What you have to do
Write the data below out in full, exactly as it stands.

Excerpts from an interface dataset
□ □ □ □

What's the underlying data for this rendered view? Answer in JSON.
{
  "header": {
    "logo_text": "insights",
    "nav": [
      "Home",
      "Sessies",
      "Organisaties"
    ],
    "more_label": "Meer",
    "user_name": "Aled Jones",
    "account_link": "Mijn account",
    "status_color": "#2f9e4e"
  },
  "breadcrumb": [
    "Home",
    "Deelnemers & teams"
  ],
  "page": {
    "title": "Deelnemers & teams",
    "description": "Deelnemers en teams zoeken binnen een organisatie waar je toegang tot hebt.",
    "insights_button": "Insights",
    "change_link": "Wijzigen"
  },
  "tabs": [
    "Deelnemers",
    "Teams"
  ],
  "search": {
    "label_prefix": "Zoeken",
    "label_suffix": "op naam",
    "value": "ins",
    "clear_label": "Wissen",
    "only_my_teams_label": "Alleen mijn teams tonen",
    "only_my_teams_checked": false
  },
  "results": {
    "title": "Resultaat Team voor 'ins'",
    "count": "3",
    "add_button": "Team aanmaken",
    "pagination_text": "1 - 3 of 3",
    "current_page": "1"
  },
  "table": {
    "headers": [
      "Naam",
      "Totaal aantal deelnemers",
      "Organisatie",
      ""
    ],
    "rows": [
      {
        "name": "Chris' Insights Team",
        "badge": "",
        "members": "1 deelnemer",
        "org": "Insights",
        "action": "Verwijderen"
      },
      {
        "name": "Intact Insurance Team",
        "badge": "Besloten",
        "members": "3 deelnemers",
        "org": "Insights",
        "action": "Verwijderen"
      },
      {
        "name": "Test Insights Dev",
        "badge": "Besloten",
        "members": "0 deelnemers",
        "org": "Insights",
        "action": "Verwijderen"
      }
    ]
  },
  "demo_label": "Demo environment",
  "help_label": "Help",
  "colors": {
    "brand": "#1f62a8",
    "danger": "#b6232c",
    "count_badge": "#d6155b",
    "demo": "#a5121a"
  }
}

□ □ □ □

Finished task
What's the underlying data for this rendered view? Answer in JSON.
{
  "header": {
    "logo_text": "insights",
    "nav": [
      "Home",
      "Sessies",
      "Organisaties"
    ],
    "more_label": "Meer",
    "user_name": "Aled Jones",
    "account_link": "Mijn account",
    "status_color": "#2f9e4e"
  },
  "breadcrumb": [
    "Home",
    "Deelnemers & teams"
  ],
  "page": {
    "title": "Deelnemers & teams",
    "description": "Deelnemers en teams zoeken binnen een organisatie waar je toegang tot hebt.",
    "insights_button": "Insights",
    "change_link": "Wijzigen"
  },
  "tabs": [
    "Deelnemers",
    "Teams"
  ],
  "search": {
    "label_prefix": "Zoeken",
    "label_suffix": "op naam",
    "value": "ins",
    "clear_label": "Wissen",
    "only_my_teams_label": "Alleen mijn teams tonen",
    "only_my_teams_checked": false
  },
  "results": {
    "title": "Resultaat Team voor 'ins'",
    "count": "3",
    "add_button": "Team aanmaken",
    "pagination_text": "1 - 3 of 3",
    "current_page": "1"
  },
  "table": {
    "headers": [
      "Naam",
      "Totaal aantal deelnemers",
      "Organisatie",
      ""
    ],
    "rows": [
      {
        "name": "Chris' Insights Team",
        "badge": "",
        "members": "1 deelnemer",
        "org": "Insights",
        "action": "Verwijderen"
      },
      {
        "name": "Intact Insurance Team",
        "badge": "Besloten",
        "members": "3 deelnemers",
        "org": "Insights",
        "action": "Verwijderen"
      },
      {
        "name": "Test Insights Dev",
        "badge": "Besloten",
        "members": "0 deelnemers",
        "org": "Insights",
        "action": "Verwijderen"
      }
    ]
  },
  "demo_label": "Demo environment",
  "help_label": "Help",
  "colors": {
    "brand": "#1f62a8",
    "danger": "#b6232c",
    "count_badge": "#d6155b",
    "demo": "#a5121a"
  }
}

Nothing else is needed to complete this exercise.